# EXERCISE DIRECTIONS
Copy each line of the data below in which the word "民宿大岐の浜" can be found.

# SUPPLIED DATA
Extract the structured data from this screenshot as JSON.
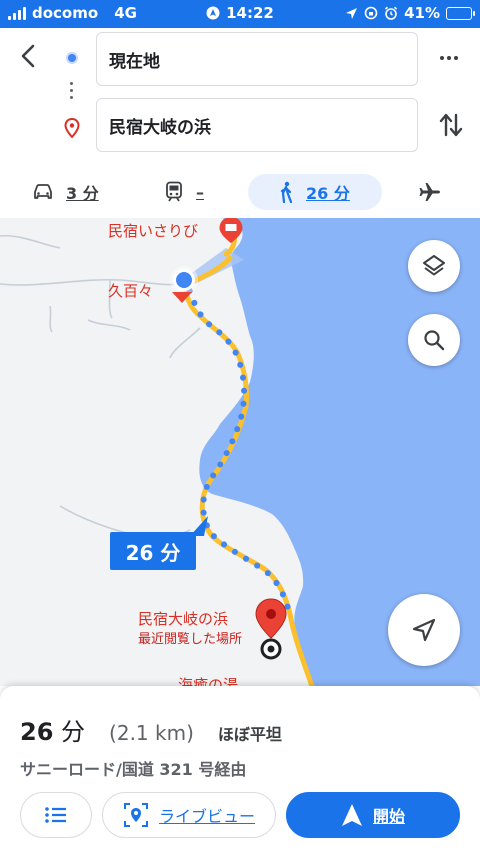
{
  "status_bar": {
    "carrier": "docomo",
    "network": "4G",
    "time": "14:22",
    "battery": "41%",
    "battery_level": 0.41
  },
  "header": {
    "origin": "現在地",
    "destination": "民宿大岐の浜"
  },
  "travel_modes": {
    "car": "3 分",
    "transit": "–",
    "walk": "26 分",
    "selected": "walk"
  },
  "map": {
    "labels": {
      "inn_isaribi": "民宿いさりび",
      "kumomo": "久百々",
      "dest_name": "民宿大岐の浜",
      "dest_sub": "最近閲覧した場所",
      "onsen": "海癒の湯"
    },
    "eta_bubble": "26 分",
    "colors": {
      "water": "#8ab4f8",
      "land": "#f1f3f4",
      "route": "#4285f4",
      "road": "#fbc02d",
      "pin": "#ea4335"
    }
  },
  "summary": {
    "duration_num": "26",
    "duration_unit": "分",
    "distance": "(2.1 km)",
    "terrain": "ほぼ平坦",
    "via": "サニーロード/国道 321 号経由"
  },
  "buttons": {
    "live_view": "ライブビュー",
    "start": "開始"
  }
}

# SOLUTION TO THIS EXERCISE
    "destination": "民宿大岐の浜"
      "dest_name": "民宿大岐の浜",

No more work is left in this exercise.